─── DATA FOR REVIEW

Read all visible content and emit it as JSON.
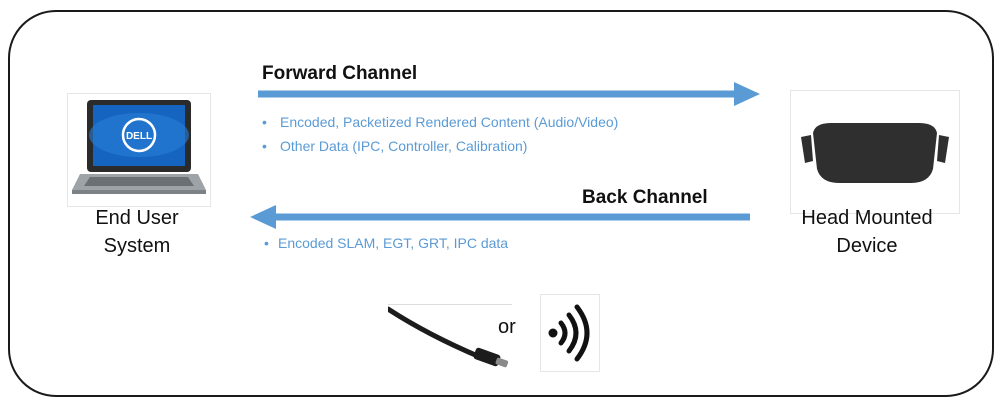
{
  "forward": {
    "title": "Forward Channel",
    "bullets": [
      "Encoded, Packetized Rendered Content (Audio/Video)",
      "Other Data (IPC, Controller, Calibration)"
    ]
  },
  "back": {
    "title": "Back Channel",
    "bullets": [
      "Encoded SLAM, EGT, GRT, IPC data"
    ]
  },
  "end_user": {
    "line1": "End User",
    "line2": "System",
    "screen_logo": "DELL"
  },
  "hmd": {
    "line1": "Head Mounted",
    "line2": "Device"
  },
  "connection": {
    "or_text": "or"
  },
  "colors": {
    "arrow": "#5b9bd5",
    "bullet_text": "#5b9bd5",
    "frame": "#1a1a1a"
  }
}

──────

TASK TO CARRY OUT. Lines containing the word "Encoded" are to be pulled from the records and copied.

RESULT OF THE TASK.
      "Encoded, Packetized Rendered Content (Audio/Video)",
      "Encoded SLAM, EGT, GRT, IPC data"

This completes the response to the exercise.